Cooling efficiency is indicated by the seasonal energy efficiency ratio (SEER), which is a measure during an average cooling season of the total heat removed from the conditioned space, expressed in Btu, divided by the total electrical energy consumed by the heat pump, expressed in watt-hours. If you need to install an air-to-water heat pump, you also need a certified technician who connects the outdoor unit of the heat pump with the indoor unit. A heat pump works very differently than a gas boiler, and therefore, if you have decided to make the switch, there are a number of things you should consider. Air source heat pumps have a refrigerant vapor compression cycle and operate at low temperatures to optimize efficiency.

When considering the numbers, it's important to consider the savings you could get as a result of an air-source heat pump thanks to lower energy bills and the potential to earn money through the Renewable Heat Incentive. If you place the air source heat pump in an enclosed space, such as a basement or attic, the room would effectively become a freezer; since the heat pump would take the same air over and over and cool it down and cool it until temperatures reach a point where it would be impossible for the heat pump to effectively extracting heat. If a heat pump is in a recommended location, it will work efficiently, cost less to operate and repair, last longer and annoy people less. Air source heat pumps can have a lifespan of more than 20 years; if properly cared for, little maintenance will be required within that time.
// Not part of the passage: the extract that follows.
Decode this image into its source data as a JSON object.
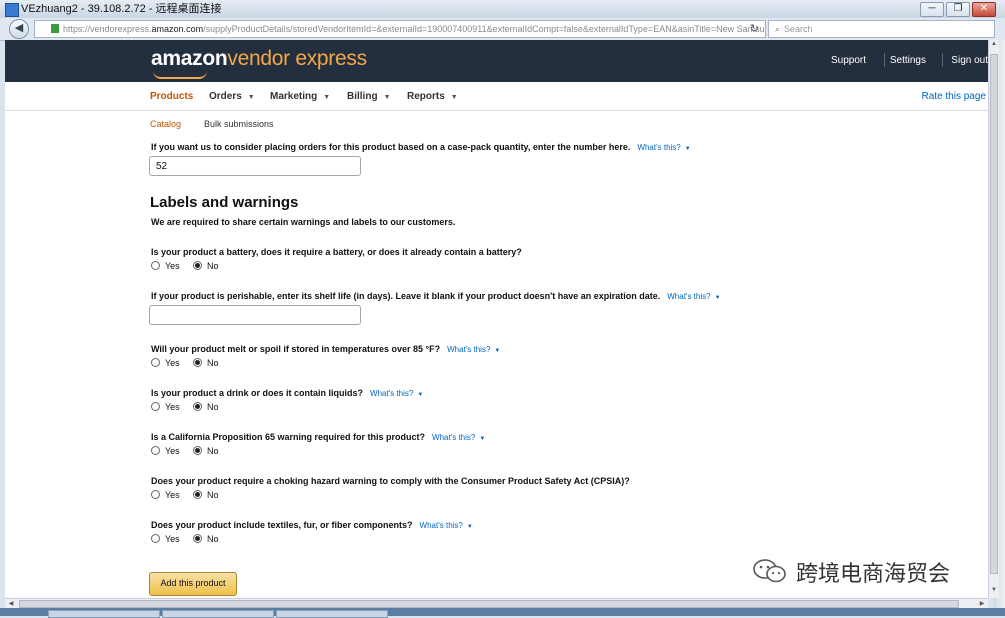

This is possible because a heat pump transfers heat instead of converting it from a fuel, such as combustion heating systems. As with any change or addition to the house, the installation of the air source heat pump has some steps that are as follows. . .